Town leaders are planning to make a detailed assessment of Eta’s tropical effects on Longboat Key this morning after an evening and night of wind, rain and rising waters.
In a message to Town Commissioners late Wednesday, Town Manager Tom Harmer said the island was fortunate to have avoided widespread power outages and wind damage, but localized heavy flooding was reported.
Compounding Eta’s rising water, driven by persistent tropical storm force winds from the west, was a lunar high tide at around 9:45 p.m.
Longboat Key Fire Rescue responded to several calls of water entering homes and assisted some residents in evacuating to a shelter in Manatee County. Among them, a call for assistance to the 600 block of Russell Street around 8:30 p.m.
Social media posts from residents showed several instances of water rising over seawalls and into homes. A vacationer from Chicago captured images of gulf waves overtopping dunes and rushing up a pathway to the beach.
In some cases, Harmer reported, gulf waves were pushing seawater across Gulf of Mexico Drive into neighborhood streets.
Homes in Longbeach Village were affected, residents said. Water reached inside residences in Buttonwood Harbor also. St. Judes Drive also reported significant flooding, along with other neighborhoods.
Images posted on social media of a sailboat beached mid-island since September showed the vessel had been destroyed by hours of pounding surf.
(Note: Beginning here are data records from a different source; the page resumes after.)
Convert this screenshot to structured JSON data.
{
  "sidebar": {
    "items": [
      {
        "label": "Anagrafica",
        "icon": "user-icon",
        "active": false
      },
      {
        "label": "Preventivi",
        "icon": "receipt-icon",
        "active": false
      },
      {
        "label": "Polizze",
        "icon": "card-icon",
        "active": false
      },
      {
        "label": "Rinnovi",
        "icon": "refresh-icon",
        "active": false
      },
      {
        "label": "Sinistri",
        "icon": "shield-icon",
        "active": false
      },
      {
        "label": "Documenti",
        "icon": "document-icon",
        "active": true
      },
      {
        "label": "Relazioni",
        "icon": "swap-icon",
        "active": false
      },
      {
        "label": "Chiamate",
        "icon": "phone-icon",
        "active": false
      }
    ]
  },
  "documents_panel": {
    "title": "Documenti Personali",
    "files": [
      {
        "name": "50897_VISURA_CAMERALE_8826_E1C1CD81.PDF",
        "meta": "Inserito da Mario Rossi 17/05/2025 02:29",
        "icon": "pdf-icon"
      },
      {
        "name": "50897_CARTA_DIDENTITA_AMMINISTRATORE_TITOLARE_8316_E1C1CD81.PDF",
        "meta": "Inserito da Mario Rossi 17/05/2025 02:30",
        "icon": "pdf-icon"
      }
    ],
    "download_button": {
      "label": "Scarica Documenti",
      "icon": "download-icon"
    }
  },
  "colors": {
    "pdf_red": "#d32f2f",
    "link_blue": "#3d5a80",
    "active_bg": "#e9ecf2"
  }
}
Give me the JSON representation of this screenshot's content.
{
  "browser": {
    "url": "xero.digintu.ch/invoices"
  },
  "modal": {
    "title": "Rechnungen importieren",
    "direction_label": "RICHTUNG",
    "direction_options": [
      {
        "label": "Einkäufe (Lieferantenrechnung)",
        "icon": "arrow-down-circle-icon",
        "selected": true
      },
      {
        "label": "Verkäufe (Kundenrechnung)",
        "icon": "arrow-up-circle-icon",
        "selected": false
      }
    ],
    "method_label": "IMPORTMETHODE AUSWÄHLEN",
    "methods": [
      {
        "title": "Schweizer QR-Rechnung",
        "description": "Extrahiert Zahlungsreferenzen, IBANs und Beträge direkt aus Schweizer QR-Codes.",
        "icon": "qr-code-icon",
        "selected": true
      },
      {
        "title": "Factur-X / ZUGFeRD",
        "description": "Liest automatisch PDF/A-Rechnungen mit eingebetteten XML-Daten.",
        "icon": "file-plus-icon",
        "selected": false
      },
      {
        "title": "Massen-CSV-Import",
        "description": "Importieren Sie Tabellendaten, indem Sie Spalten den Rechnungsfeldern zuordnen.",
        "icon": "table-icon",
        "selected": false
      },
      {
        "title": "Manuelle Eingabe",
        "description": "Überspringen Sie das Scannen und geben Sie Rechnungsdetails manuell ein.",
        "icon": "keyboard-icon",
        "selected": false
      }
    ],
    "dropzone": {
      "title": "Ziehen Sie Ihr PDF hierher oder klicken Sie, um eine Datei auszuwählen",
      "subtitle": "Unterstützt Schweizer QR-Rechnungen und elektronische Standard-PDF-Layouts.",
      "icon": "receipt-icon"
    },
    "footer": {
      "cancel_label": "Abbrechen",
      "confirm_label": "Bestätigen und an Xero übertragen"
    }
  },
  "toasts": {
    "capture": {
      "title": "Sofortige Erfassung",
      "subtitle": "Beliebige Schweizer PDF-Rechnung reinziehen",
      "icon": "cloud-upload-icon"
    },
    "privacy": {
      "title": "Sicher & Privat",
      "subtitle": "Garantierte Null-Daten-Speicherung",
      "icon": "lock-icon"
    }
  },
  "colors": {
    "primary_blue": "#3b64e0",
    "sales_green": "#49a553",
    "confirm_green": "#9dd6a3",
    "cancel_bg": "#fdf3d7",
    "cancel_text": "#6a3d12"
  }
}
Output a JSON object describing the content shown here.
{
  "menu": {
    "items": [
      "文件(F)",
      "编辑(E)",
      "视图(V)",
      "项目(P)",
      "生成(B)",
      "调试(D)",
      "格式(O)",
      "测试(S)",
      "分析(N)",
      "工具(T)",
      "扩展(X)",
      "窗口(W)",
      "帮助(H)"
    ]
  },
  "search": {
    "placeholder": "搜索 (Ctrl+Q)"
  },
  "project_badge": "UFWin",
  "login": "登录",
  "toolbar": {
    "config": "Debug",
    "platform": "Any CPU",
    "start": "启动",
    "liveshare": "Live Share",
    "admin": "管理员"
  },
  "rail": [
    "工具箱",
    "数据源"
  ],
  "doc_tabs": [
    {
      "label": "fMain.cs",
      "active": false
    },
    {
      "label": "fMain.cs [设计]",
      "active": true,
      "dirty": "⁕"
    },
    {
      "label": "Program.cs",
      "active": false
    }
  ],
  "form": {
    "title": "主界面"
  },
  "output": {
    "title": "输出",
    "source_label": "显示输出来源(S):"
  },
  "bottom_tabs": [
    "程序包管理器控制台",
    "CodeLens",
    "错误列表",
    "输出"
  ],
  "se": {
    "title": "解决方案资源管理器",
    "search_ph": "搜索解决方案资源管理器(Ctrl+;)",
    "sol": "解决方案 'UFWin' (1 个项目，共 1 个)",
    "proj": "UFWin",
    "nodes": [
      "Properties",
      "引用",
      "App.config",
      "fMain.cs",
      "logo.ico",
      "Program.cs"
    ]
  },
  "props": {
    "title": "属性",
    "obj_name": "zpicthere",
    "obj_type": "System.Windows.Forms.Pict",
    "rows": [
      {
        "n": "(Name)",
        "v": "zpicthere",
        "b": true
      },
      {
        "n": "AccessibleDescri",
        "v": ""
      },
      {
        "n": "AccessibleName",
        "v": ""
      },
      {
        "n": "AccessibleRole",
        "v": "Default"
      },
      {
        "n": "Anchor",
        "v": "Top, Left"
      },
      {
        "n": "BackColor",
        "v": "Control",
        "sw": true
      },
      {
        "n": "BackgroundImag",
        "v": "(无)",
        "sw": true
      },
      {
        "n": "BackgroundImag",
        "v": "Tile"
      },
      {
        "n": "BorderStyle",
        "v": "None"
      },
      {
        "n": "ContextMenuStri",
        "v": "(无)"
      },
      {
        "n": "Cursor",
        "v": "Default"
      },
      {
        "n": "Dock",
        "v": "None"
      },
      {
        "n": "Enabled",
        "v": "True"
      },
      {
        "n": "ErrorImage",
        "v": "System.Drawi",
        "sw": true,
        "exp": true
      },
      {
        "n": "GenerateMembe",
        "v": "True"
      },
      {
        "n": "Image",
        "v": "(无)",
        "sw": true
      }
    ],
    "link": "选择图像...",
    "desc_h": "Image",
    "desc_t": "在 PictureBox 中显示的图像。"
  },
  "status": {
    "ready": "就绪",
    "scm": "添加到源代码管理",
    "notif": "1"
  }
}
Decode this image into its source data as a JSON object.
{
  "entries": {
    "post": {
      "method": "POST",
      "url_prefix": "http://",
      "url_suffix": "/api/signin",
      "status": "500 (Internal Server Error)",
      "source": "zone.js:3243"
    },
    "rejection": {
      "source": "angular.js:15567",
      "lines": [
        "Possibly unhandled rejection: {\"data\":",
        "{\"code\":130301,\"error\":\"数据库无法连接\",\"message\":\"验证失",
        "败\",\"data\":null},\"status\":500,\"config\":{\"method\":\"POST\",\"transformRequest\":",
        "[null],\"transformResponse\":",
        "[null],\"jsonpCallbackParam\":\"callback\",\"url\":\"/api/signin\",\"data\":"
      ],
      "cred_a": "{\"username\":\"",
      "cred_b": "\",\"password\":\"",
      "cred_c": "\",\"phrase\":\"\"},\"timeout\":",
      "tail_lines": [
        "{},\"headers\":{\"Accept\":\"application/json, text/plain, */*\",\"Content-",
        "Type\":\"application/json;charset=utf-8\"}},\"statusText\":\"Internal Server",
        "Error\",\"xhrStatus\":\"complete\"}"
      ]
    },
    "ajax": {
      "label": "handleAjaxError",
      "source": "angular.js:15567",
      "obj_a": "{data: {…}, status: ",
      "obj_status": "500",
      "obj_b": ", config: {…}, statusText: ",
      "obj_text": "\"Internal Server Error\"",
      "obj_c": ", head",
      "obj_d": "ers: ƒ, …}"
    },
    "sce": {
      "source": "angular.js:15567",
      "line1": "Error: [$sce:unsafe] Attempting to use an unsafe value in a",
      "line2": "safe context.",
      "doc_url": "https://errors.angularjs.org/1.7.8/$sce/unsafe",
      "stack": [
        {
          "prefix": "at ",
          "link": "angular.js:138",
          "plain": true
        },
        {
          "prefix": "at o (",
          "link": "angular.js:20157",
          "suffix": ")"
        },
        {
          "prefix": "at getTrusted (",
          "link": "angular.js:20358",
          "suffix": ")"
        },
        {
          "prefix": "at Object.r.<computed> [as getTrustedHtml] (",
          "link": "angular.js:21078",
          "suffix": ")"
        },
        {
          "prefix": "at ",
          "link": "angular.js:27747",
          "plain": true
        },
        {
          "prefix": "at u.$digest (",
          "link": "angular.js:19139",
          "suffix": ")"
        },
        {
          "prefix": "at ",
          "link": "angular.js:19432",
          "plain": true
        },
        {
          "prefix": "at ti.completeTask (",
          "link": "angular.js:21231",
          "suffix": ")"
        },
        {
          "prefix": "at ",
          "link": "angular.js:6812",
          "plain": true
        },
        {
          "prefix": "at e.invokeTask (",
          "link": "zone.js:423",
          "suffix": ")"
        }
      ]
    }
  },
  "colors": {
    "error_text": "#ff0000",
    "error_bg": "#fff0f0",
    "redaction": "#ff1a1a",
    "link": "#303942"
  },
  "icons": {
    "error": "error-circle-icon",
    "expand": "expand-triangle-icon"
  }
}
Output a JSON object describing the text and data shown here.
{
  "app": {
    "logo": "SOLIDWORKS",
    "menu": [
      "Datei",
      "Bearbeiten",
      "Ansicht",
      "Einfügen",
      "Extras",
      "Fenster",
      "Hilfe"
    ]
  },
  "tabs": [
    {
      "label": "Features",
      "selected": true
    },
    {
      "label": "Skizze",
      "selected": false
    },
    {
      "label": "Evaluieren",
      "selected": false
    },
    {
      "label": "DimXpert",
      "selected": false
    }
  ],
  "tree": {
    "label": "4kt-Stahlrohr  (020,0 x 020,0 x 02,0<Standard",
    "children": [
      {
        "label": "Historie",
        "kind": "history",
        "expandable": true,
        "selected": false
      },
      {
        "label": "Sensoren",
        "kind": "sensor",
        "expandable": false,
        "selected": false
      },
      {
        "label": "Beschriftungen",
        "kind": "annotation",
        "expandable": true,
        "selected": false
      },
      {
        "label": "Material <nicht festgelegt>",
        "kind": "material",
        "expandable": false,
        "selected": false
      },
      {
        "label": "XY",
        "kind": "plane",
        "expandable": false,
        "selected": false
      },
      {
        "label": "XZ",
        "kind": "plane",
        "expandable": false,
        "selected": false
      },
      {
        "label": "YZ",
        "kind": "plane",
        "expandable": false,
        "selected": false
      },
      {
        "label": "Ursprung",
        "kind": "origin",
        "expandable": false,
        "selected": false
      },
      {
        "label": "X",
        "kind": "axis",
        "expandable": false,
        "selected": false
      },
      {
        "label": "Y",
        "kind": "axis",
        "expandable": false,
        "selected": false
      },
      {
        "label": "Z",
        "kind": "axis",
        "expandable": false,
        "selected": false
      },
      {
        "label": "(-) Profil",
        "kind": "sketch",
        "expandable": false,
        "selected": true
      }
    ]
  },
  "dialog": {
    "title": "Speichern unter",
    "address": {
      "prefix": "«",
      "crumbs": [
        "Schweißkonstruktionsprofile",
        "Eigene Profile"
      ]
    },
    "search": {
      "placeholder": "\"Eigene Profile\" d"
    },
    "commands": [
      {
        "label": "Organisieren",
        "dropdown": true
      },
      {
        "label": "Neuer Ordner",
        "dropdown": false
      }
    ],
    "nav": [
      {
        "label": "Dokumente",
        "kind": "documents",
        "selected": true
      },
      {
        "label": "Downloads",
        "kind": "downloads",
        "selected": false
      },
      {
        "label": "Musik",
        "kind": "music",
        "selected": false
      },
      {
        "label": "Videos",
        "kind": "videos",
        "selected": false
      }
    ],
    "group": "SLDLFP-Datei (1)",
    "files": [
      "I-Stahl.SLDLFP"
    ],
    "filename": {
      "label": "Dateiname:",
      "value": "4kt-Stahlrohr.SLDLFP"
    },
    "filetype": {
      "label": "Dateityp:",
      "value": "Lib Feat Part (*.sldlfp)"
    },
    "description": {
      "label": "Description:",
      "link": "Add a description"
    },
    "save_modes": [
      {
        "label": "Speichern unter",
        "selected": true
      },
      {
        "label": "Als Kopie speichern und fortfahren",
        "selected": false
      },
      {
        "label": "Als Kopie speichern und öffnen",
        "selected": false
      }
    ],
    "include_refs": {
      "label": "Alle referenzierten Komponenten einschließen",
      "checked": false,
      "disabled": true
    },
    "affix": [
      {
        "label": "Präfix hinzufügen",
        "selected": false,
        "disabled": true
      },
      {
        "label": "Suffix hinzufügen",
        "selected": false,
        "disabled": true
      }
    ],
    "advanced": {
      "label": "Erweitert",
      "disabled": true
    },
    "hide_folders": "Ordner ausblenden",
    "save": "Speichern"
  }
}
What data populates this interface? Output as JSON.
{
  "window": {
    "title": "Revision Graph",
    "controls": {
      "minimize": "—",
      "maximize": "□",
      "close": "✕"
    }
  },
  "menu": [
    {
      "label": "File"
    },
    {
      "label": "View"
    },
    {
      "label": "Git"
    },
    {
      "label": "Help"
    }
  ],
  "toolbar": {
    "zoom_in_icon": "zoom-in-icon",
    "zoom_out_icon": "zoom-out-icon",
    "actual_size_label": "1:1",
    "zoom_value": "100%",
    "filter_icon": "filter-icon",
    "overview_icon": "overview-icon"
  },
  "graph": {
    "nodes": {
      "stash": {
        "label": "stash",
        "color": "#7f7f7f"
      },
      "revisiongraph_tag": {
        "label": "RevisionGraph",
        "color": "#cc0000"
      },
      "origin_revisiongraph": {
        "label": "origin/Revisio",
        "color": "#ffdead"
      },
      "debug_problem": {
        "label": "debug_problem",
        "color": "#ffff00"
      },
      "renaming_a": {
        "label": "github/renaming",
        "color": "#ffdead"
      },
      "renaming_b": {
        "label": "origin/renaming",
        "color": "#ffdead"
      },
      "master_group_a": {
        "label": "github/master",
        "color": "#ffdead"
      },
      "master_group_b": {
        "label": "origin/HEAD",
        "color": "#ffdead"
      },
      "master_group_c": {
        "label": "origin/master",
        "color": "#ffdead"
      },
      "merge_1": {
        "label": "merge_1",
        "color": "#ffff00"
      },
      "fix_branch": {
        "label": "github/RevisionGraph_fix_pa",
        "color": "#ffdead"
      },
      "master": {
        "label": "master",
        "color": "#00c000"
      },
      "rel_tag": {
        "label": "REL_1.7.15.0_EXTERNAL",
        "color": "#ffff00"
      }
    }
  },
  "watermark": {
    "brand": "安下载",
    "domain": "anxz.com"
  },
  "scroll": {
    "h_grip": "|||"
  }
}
A downed power line in the 2100 block of Gulf of Mexico Drive halted traffic in both directions for hours around 5:15 p.m., prompting a rerouting of vehicles through Bay Isles. Sarasota Police also cut off access to the Ringling Bridge and the New Pass Bridge in the early evening because of flooding conditions on Lido Key and St. Armands, only allowing residents and emergency vehicles to pass. That restriction was lifted this morning.
On Thursday morning, residents and visitors alike began cleaning up and trying to get back to normal. Doak Schulte, a visitor from Northern Kentucky, was busy sweeping water from the town's pickleball courts at Bayfront Park. He said pickleball players love the game and wanted to get back to it. "Neither wind, nor rain, nor snow, nor sleet, nor presidential succession will keep us from our appointed rounds,'' he said.
Schulte said Eta delivered less damage than he feared, but more flooding than he expected. He had never experienced a tropical storm, and once was enough.
"It was interesting to live through,'' he said. "I've done that now. It makes me hesitant now to come down to Florida during the hurricane season. Hopefully it's over now. The weather forecast says we'll get some sunshine now. The wind has already died down.''
Lisa Bettis, the resident manager at the Sea Club Beach Resort in the 4100 block of Gulf of Mexico Drive, said the property came away largely undamaged though there was debris to clean up and some trees that needed attention.
"It was quite windy, probably the windiest Ive seen it,'' she said. "We fared OK.''
She said she considers herself fortunate that the storm wasn't worse. "That was my first thought, but you have to roll with the punches.''
This story is developing. Check back frequently for updates.
Longboat Observer reporters Mark Bergin and Nat Kammerer contributed to this report